* **WORK TO BE COMPLETED**: What you give back must match the data character for character.

=== Begin Enclosure ===

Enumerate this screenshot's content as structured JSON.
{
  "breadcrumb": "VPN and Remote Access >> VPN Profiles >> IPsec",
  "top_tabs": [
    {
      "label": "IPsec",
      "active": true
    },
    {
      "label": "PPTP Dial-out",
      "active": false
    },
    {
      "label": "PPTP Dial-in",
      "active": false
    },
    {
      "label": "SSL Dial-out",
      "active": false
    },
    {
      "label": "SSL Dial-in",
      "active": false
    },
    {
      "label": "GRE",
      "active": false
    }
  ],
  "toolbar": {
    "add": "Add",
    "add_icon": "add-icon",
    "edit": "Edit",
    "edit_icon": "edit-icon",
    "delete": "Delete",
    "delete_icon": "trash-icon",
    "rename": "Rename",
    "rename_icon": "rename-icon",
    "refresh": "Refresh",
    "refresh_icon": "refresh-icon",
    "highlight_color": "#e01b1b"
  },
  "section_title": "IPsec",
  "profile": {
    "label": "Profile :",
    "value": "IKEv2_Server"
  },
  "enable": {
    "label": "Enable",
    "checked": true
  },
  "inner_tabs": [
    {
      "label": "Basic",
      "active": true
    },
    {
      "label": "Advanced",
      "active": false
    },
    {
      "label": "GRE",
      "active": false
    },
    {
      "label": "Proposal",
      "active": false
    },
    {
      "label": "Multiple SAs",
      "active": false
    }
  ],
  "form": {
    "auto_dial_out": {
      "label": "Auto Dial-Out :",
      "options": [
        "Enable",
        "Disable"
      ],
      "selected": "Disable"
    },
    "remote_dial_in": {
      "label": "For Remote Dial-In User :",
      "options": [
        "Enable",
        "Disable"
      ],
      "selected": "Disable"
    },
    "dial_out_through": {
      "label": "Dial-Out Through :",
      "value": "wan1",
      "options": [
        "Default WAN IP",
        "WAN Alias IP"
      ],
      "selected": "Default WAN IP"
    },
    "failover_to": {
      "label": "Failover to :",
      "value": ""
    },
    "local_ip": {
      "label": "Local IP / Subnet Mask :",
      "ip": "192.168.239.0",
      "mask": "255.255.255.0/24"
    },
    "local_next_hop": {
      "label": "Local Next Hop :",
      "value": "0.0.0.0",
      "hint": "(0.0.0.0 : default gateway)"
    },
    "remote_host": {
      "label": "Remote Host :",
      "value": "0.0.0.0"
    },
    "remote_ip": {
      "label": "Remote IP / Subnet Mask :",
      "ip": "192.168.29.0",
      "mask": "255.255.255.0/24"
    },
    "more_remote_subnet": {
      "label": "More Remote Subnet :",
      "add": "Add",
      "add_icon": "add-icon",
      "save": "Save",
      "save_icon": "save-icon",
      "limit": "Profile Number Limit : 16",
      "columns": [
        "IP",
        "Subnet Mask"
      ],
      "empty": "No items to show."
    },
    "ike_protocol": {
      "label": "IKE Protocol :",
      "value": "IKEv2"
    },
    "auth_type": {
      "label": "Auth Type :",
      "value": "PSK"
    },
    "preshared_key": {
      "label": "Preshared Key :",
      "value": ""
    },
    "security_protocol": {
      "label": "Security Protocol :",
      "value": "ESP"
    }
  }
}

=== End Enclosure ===

* **TASK SOLUTION**:
Enumerate this screenshot's content as structured JSON.
{
  "breadcrumb": "VPN and Remote Access >> VPN Profiles >> IPsec",
  "top_tabs": [
    {
      "label": "IPsec",
      "active": true
    },
    {
      "label": "PPTP Dial-out",
      "active": false
    },
    {
      "label": "PPTP Dial-in",
      "active": false
    },
    {
      "label": "SSL Dial-out",
      "active": false
    },
    {
      "label": "SSL Dial-in",
      "active": false
    },
    {
      "label": "GRE",
      "active": false
    }
  ],
  "toolbar": {
    "add": "Add",
    "add_icon": "add-icon",
    "edit": "Edit",
    "edit_icon": "edit-icon",
    "delete": "Delete",
    "delete_icon": "trash-icon",
    "rename": "Rename",
    "rename_icon": "rename-icon",
    "refresh": "Refresh",
    "refresh_icon": "refresh-icon",
    "highlight_color": "#e01b1b"
  },
  "section_title": "IPsec",
  "profile": {
    "label": "Profile :",
    "value": "IKEv2_Server"
  },
  "enable": {
    "label": "Enable",
    "checked": true
  },
  "inner_tabs": [
    {
      "label": "Basic",
      "active": true
    },
    {
      "label": "Advanced",
      "active": false
    },
    {
      "label": "GRE",
      "active": false
    },
    {
      "label": "Proposal",
      "active": false
    },
    {
      "label": "Multiple SAs",
      "active": false
    }
  ],
  "form": {
    "auto_dial_out": {
      "label": "Auto Dial-Out :",
      "options": [
        "Enable",
        "Disable"
      ],
      "selected": "Disable"
    },
    "remote_dial_in": {
      "label": "For Remote Dial-In User :",
      "options": [
        "Enable",
        "Disable"
      ],
      "selected": "Disable"
    },
    "dial_out_through": {
      "label": "Dial-Out Through :",
      "value": "wan1",
      "options": [
        "Default WAN IP",
        "WAN Alias IP"
      ],
      "selected": "Default WAN IP"
    },
    "failover_to": {
      "label": "Failover to :",
      "value": ""
    },
    "local_ip": {
      "label": "Local IP / Subnet Mask :",
      "ip": "192.168.239.0",
      "mask": "255.255.255.0/24"
    },
    "local_next_hop": {
      "label": "Local Next Hop :",
      "value": "0.0.0.0",
      "hint": "(0.0.0.0 : default gateway)"
    },
    "remote_host": {
      "label": "Remote Host :",
      "value": "0.0.0.0"
    },
    "remote_ip": {
      "label": "Remote IP / Subnet Mask :",
      "ip": "192.168.29.0",
      "mask": "255.255.255.0/24"
    },
    "more_remote_subnet": {
      "label": "More Remote Subnet :",
      "add": "Add",
      "add_icon": "add-icon",
      "save": "Save",
      "save_icon": "save-icon",
      "limit": "Profile Number Limit : 16",
      "columns": [
        "IP",
        "Subnet Mask"
      ],
      "empty": "No items to show."
    },
    "ike_protocol": {
      "label": "IKE Protocol :",
      "value": "IKEv2"
    },
    "auth_type": {
      "label": "Auth Type :",
      "value": "PSK"
    },
    "preshared_key": {
      "label": "Preshared Key :",
      "value": ""
    },
    "security_protocol": {
      "label": "Security Protocol :",
      "value": "ESP"
    }
  }
}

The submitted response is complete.